@colleenlindsay – host of #askagent – and self described: Bio Publishing browncoat. Digital proselytizer. Literary agent. Queer human. Pop culture junkie. People connector. Sartorial tragedy. Cat herder. Professional nerd.
had this to say:
: Voice, great writing, compelling story, a narrative that drives the story forward effortlessly. #askagent
: Anything can be seem fresh if written well. But I do get tired of epic fantasy without a real plot. #askagent
: I’m looking for good adult thrillers, commercial fiction, pop culture non-fiction, literary LGBT, urban fantasy. #askagent
These are just some of the pearls of wisdom from one brief session. Keep your eyes and ears open. Follow people who are interesting to you/your career. You’ll never know who you can meet or chat with on any given day on Twitter.
Amazing – notes from the @zappos hosted hashtag meeting on Twitter: #140 characters conference.
These note boards are deliciously illustrated, deftly executed, and use fun bombshell words like “Intellectual Campfire”
Discussions on the future of journalism – when the comments fly so fast, you find yourself distracted by something shiny before you can tweet about it.
Twitter = speed, agility, idea generation/brainstorming, with instant ability to sidebar and discuss issues as deep or light as you choose.
Will post some more images from this meeting, and more notes shortly. A must read, must follow.
Twitter is on the verge of REALLY getting interesting. And I’m already a HUGE fan.
Reading along with my friend Jeannie Ruesch today, at www.happyendings.com – where she blogs about writers using Twitter to their advantage…
Do you tweet?
If you don’t, have you considered it? Or considered it a waste of time?
Twitter is the “word” in social networking these days, and for writers or authors, there are some amazing goldmines to be found here. When I asked twitterer extraordinaire Ashley Ludwig (@wiremamma), author of ALL OR NOTHING, she said, “I’m finding that twitter is great for learning about my industry, talking with publishers, and helping weigh in with the wide world of e-publishing.”
How does a writer do that exactly, you ask?

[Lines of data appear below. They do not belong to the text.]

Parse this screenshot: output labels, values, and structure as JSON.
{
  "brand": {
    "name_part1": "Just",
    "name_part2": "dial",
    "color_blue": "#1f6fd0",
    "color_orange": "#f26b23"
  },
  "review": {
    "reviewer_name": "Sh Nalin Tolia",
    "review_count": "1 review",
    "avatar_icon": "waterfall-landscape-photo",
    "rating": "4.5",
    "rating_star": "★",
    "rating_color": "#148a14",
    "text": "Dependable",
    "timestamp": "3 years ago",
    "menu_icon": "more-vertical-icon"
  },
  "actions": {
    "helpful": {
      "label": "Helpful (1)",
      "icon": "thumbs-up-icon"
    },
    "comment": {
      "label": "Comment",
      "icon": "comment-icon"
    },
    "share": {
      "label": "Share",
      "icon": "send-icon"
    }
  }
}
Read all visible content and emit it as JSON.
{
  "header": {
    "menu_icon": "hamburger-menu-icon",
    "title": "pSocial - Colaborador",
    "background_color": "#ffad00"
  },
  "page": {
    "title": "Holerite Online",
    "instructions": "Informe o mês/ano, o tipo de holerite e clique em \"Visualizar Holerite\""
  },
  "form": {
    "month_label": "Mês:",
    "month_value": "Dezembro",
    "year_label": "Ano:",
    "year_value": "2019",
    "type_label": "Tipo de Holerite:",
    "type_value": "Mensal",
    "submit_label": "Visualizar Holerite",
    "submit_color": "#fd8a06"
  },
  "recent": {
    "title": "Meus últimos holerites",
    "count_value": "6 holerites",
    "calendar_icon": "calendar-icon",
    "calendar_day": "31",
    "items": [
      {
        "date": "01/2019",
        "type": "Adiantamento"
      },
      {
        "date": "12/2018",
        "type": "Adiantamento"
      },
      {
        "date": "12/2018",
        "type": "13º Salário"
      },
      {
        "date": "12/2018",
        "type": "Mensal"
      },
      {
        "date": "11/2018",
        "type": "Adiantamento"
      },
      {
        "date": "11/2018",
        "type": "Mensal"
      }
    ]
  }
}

Follow or get involved in conversations. Find literary agents, publishers and the like to follow and pay attention to their twitters. (If you aren’t certain where to start, go to my profile at @jeannieruesch and click on my “following” link. You’ll see a number of agents, pubs, etc in there.)